Do global health institutions keep up with globalization forces? We contend that they seriously lag behind. While medical knowledge becomes more and more refined in showing how diseases spread globally, the political order meant to address this problem is barely global. It is global in terms of the promises it makes in declarations and even legally binding instruments (institutional foreground). But many entrenched political practices of interaction do not keep these promises (institutional background). We explain this with the dominance of a traditional diplomatic ‘feel of the game’ in which often narrowly defined national interests, positioning battles among states, and a subordination of global health under considerations of international security and economics prevail. Based on this diagnosis, we discuss three scenarios for the further evolution of the global health order: (1) the persistence of current institutions, (2) revisions of the institutional foreground and persistence of the background, and (3) a qualitative break that makes amendments to both. While the COVID crisis provides openings for the third and, even more so, the second one, the current upheavals in the liberal constellation of orders makes the first scenario the most likely one.

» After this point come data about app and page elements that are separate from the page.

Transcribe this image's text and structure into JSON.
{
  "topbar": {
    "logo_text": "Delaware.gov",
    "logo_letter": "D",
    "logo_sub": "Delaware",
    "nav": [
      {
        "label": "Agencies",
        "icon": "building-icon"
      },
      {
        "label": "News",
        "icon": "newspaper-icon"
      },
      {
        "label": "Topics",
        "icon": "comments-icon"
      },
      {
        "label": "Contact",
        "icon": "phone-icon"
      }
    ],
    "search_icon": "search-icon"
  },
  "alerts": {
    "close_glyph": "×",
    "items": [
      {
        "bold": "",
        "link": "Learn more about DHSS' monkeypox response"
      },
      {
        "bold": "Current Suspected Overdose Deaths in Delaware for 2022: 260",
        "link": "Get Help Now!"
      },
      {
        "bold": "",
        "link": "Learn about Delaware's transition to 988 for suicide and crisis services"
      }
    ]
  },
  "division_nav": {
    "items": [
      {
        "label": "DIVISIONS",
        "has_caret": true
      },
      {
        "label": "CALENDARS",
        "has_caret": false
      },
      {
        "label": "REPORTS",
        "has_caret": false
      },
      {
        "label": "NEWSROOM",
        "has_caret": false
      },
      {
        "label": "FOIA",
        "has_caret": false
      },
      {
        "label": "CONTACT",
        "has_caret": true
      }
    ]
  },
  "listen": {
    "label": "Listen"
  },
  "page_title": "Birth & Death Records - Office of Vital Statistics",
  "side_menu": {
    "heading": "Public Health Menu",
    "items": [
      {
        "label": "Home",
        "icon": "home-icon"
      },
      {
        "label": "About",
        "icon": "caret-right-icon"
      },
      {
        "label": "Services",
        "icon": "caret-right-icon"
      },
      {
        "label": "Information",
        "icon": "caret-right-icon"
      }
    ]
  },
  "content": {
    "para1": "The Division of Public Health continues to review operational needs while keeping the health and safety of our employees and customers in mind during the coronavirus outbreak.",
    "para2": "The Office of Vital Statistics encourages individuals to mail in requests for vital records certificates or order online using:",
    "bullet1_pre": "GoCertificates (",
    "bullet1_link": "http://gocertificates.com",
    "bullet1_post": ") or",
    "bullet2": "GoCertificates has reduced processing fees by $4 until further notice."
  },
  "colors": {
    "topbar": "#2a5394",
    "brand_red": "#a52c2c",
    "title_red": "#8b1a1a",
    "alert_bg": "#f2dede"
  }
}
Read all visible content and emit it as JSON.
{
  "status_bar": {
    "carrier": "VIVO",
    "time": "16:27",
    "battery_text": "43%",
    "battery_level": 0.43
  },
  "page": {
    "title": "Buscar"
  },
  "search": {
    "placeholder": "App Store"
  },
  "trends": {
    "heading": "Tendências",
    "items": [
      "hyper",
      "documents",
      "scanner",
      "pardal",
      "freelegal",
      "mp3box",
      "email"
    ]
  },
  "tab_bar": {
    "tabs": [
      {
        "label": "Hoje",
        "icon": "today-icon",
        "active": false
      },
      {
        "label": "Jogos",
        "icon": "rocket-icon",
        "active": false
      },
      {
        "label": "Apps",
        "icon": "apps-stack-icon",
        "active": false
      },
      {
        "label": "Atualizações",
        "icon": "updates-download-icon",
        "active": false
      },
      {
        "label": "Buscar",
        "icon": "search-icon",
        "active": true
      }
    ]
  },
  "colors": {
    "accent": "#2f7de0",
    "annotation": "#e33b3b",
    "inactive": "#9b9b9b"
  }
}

Acknowledgements: The authors would like to thank Katharina Coleman, Jeanette Money, T.V. Paul, Aseema Sinha, Katja Weber and three anonymous referees for their very helpful comments.
- global health
- health institutions